The NZ economy outperformed Australia in the June quarter, growing by 0.9% compared to Australia’s 0.4%. Unlike Australia, which saw a 0.3% decline in GDP per capita during the same period, NZ experienced a 0.2% increase in that measure.
NZ’s growth exceeded expectations, with the central bank forecasting 0.5% and the Treasury predicting 0.6% in its pre-election forecast.
Interestingly, Statistics NZ raised doubts about whether the country had experienced a recession earlier this year, despite reporting negative growth of 0.9% in the three months to December 2022 and 0.1% in the first quarter of 2023.
Statistics NZ remained uncertain about the March quarter’s small contraction and whether it would be revised in future updates, as similar revisions have occurred in Australia in the past 15 years. This uncertainty stems from the reduction in the fall in output to around $NZ5 million, which is relatively insignificant in the context of the country’s economy.

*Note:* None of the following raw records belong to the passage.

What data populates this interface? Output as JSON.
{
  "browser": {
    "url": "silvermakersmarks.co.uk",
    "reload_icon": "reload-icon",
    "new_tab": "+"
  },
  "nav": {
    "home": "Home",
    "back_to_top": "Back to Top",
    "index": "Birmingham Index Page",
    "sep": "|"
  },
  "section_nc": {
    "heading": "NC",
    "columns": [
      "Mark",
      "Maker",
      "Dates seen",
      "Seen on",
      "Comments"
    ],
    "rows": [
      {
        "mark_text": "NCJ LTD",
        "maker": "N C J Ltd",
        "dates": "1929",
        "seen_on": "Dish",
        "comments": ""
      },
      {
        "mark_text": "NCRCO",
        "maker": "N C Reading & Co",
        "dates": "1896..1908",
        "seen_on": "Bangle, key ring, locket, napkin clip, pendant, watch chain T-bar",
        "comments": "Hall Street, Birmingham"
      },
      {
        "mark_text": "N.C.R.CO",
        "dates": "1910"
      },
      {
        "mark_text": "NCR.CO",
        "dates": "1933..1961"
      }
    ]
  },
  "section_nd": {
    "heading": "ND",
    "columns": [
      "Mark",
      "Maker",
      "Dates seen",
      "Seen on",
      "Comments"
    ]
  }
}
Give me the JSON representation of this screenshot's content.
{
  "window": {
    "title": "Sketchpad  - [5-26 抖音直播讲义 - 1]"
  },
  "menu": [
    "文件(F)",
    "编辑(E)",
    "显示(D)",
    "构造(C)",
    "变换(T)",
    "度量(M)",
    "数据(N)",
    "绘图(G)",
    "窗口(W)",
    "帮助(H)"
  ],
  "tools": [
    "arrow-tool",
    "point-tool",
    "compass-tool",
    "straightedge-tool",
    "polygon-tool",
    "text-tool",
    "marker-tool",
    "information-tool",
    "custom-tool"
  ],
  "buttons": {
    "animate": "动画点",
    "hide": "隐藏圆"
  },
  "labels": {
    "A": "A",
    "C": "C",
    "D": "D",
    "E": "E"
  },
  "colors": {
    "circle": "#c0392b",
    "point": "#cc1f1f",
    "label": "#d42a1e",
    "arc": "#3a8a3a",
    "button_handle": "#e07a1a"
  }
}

If the March quarter figures are revised upward to a small positive or break even, the technical recession would vanish.
However, there was no doubt about the strength of the June quarter’s performance, with the latest quarterly GDP figure pushing the year-to-June economic growth to 3.2%.
“Business services, largely driven by computer system design, led economic growth this quarter,” said Jason Attewell, economic and environmental insights general manager.
Manufacturing activity increased this quarter, breaking a streak of five consecutive quarters of decline. Education and transport, postal, and warehousing also rebounded after a decline in the March quarter, while agriculture, forestry, and fishing declined due to extreme weather events.
Exports, driven by higher dairy, forestry, and meat exports, rose by 5.0%. Household spending grew by 0.4% this quarter, primarily fueled by increased spending on durables, including motor vehicles and audio-visual equipment. These factors, along with increased investment, led to a decrease in inventories, particularly affecting motor vehicle and forestry inventories, mirroring a situation experienced in Australia during the same quarter.
Economists are forecasting minimal growth in the year ahead, anticipating a pullback by consumers due to the upcoming election on October 14.